Interface dataset entries:
━━━━━━━━

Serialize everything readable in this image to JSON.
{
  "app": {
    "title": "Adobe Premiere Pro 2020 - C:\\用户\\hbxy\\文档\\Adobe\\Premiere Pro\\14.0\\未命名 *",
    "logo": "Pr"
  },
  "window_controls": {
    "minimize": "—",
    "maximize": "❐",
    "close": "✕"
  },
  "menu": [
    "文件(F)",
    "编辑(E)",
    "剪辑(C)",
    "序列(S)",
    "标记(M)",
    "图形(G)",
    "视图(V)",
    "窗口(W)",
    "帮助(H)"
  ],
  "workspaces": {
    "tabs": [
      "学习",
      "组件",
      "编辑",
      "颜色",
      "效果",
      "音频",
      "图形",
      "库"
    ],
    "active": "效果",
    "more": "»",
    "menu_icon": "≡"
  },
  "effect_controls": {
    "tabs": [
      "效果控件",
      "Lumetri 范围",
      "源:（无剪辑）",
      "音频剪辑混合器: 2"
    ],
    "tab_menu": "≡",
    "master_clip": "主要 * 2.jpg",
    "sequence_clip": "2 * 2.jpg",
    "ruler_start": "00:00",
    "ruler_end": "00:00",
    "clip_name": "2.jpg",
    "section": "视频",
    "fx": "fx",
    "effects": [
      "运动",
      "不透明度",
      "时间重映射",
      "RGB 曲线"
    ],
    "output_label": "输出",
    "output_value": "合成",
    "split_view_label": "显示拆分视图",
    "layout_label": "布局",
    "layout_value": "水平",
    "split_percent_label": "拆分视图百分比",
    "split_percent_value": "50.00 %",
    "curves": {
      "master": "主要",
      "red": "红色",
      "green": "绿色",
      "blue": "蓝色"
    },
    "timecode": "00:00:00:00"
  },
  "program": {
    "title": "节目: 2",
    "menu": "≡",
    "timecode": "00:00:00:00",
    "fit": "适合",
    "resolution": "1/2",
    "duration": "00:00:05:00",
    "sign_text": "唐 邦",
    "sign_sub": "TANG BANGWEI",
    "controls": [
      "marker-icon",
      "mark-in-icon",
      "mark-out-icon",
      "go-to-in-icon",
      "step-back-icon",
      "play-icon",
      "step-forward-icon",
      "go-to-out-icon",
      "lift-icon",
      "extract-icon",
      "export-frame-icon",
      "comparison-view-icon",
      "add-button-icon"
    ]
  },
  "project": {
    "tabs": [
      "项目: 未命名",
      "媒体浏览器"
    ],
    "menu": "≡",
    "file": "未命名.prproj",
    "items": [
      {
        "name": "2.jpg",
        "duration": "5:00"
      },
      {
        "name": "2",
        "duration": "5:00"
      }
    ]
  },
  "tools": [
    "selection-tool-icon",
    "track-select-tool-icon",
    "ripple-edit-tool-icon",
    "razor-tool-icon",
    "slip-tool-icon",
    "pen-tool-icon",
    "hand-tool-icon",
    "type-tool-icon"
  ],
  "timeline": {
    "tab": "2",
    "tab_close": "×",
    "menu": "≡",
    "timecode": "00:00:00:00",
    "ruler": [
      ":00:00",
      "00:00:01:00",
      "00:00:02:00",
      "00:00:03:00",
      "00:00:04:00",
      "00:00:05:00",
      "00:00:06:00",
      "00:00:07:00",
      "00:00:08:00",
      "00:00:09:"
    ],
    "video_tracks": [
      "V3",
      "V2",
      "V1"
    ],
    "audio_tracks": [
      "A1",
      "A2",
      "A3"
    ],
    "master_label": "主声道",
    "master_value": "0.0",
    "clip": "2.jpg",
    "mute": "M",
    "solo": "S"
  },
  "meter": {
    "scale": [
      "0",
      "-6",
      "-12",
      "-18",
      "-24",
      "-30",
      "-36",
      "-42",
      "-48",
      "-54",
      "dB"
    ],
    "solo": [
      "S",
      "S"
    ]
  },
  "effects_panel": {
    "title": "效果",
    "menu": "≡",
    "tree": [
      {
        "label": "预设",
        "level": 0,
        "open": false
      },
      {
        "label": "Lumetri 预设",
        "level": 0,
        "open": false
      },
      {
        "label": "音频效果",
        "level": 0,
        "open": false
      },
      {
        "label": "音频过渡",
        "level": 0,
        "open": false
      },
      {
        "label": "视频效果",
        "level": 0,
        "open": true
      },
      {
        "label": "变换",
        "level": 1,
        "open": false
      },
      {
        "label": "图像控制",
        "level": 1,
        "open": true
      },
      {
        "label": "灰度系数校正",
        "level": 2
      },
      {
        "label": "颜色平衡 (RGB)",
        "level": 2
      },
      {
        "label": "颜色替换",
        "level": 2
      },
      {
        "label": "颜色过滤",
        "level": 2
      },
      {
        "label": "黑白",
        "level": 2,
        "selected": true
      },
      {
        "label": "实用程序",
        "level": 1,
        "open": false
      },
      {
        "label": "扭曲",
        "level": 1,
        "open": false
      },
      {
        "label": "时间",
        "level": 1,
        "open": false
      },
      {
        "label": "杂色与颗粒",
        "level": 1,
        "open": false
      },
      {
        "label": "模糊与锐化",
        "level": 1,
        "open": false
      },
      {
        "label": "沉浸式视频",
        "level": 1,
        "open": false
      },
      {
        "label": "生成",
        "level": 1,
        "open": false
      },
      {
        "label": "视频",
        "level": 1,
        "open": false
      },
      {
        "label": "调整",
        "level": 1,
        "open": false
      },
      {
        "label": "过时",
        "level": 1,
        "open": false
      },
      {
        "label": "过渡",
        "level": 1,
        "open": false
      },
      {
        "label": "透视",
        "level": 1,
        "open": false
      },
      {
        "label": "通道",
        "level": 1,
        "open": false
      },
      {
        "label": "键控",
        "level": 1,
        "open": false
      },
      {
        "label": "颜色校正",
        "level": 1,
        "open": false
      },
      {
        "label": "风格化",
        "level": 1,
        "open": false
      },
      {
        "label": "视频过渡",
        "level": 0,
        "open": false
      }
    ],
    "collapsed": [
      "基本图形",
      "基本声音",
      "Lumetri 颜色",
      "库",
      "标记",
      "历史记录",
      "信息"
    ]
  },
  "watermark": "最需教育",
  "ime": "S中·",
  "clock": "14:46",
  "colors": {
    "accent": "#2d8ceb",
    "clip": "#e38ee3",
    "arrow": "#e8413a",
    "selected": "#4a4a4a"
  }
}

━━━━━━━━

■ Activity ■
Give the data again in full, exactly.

■ Solution for this task ■
Serialize everything readable in this image to JSON.
{
  "app": {
    "title": "Adobe Premiere Pro 2020 - C:\\用户\\hbxy\\文档\\Adobe\\Premiere Pro\\14.0\\未命名 *",
    "logo": "Pr"
  },
  "window_controls": {
    "minimize": "—",
    "maximize": "❐",
    "close": "✕"
  },
  "menu": [
    "文件(F)",
    "编辑(E)",
    "剪辑(C)",
    "序列(S)",
    "标记(M)",
    "图形(G)",
    "视图(V)",
    "窗口(W)",
    "帮助(H)"
  ],
  "workspaces": {
    "tabs": [
      "学习",
      "组件",
      "编辑",
      "颜色",
      "效果",
      "音频",
      "图形",
      "库"
    ],
    "active": "效果",
    "more": "»",
    "menu_icon": "≡"
  },
  "effect_controls": {
    "tabs": [
      "效果控件",
      "Lumetri 范围",
      "源:（无剪辑）",
      "音频剪辑混合器: 2"
    ],
    "tab_menu": "≡",
    "master_clip": "主要 * 2.jpg",
    "sequence_clip": "2 * 2.jpg",
    "ruler_start": "00:00",
    "ruler_end": "00:00",
    "clip_name": "2.jpg",
    "section": "视频",
    "fx": "fx",
    "effects": [
      "运动",
      "不透明度",
      "时间重映射",
      "RGB 曲线"
    ],
    "output_label": "输出",
    "output_value": "合成",
    "split_view_label": "显示拆分视图",
    "layout_label": "布局",
    "layout_value": "水平",
    "split_percent_label": "拆分视图百分比",
    "split_percent_value": "50.00 %",
    "curves": {
      "master": "主要",
      "red": "红色",
      "green": "绿色",
      "blue": "蓝色"
    },
    "timecode": "00:00:00:00"
  },
  "program": {
    "title": "节目: 2",
    "menu": "≡",
    "timecode": "00:00:00:00",
    "fit": "适合",
    "resolution": "1/2",
    "duration": "00:00:05:00",
    "sign_text": "唐 邦",
    "sign_sub": "TANG BANGWEI",
    "controls": [
      "marker-icon",
      "mark-in-icon",
      "mark-out-icon",
      "go-to-in-icon",
      "step-back-icon",
      "play-icon",
      "step-forward-icon",
      "go-to-out-icon",
      "lift-icon",
      "extract-icon",
      "export-frame-icon",
      "comparison-view-icon",
      "add-button-icon"
    ]
  },
  "project": {
    "tabs": [
      "项目: 未命名",
      "媒体浏览器"
    ],
    "menu": "≡",
    "file": "未命名.prproj",
    "items": [
      {
        "name": "2.jpg",
        "duration": "5:00"
      },
      {
        "name": "2",
        "duration": "5:00"
      }
    ]
  },
  "tools": [
    "selection-tool-icon",
    "track-select-tool-icon",
    "ripple-edit-tool-icon",
    "razor-tool-icon",
    "slip-tool-icon",
    "pen-tool-icon",
    "hand-tool-icon",
    "type-tool-icon"
  ],
  "timeline": {
    "tab": "2",
    "tab_close": "×",
    "menu": "≡",
    "timecode": "00:00:00:00",
    "ruler": [
      ":00:00",
      "00:00:01:00",
      "00:00:02:00",
      "00:00:03:00",
      "00:00:04:00",
      "00:00:05:00",
      "00:00:06:00",
      "00:00:07:00",
      "00:00:08:00",
      "00:00:09:"
    ],
    "video_tracks": [
      "V3",
      "V2",
      "V1"
    ],
    "audio_tracks": [
      "A1",
      "A2",
      "A3"
    ],
    "master_label": "主声道",
    "master_value": "0.0",
    "clip": "2.jpg",
    "mute": "M",
    "solo": "S"
  },
  "meter": {
    "scale": [
      "0",
      "-6",
      "-12",
      "-18",
      "-24",
      "-30",
      "-36",
      "-42",
      "-48",
      "-54",
      "dB"
    ],
    "solo": [
      "S",
      "S"
    ]
  },
  "effects_panel": {
    "title": "效果",
    "menu": "≡",
    "tree": [
      {
        "label": "预设",
        "level": 0,
        "open": false
      },
      {
        "label": "Lumetri 预设",
        "level": 0,
        "open": false
      },
      {
        "label": "音频效果",
        "level": 0,
        "open": false
      },
      {
        "label": "音频过渡",
        "level": 0,
        "open": false
      },
      {
        "label": "视频效果",
        "level": 0,
        "open": true
      },
      {
        "label": "变换",
        "level": 1,
        "open": false
      },
      {
        "label": "图像控制",
        "level": 1,
        "open": true
      },
      {
        "label": "灰度系数校正",
        "level": 2
      },
      {
        "label": "颜色平衡 (RGB)",
        "level": 2
      },
      {
        "label": "颜色替换",
        "level": 2
      },
      {
        "label": "颜色过滤",
        "level": 2
      },
      {
        "label": "黑白",
        "level": 2,
        "selected": true
      },
      {
        "label": "实用程序",
        "level": 1,
        "open": false
      },
      {
        "label": "扭曲",
        "level": 1,
        "open": false
      },
      {
        "label": "时间",
        "level": 1,
        "open": false
      },
      {
        "label": "杂色与颗粒",
        "level": 1,
        "open": false
      },
      {
        "label": "模糊与锐化",
        "level": 1,
        "open": false
      },
      {
        "label": "沉浸式视频",
        "level": 1,
        "open": false
      },
      {
        "label": "生成",
        "level": 1,
        "open": false
      },
      {
        "label": "视频",
        "level": 1,
        "open": false
      },
      {
        "label": "调整",
        "level": 1,
        "open": false
      },
      {
        "label": "过时",
        "level": 1,
        "open": false
      },
      {
        "label": "过渡",
        "level": 1,
        "open": false
      },
      {
        "label": "透视",
        "level": 1,
        "open": false
      },
      {
        "label": "通道",
        "level": 1,
        "open": false
      },
      {
        "label": "键控",
        "level": 1,
        "open": false
      },
      {
        "label": "颜色校正",
        "level": 1,
        "open": false
      },
      {
        "label": "风格化",
        "level": 1,
        "open": false
      },
      {
        "label": "视频过渡",
        "level": 0,
        "open": false
      }
    ],
    "collapsed": [
      "基本图形",
      "基本声音",
      "Lumetri 颜色",
      "库",
      "标记",
      "历史记录",
      "信息"
    ]
  },
  "watermark": "最需教育",
  "ime": "S中·",
  "clock": "14:46",
  "colors": {
    "accent": "#2d8ceb",
    "clip": "#e38ee3",
    "arrow": "#e8413a",
    "selected": "#4a4a4a"
  }
}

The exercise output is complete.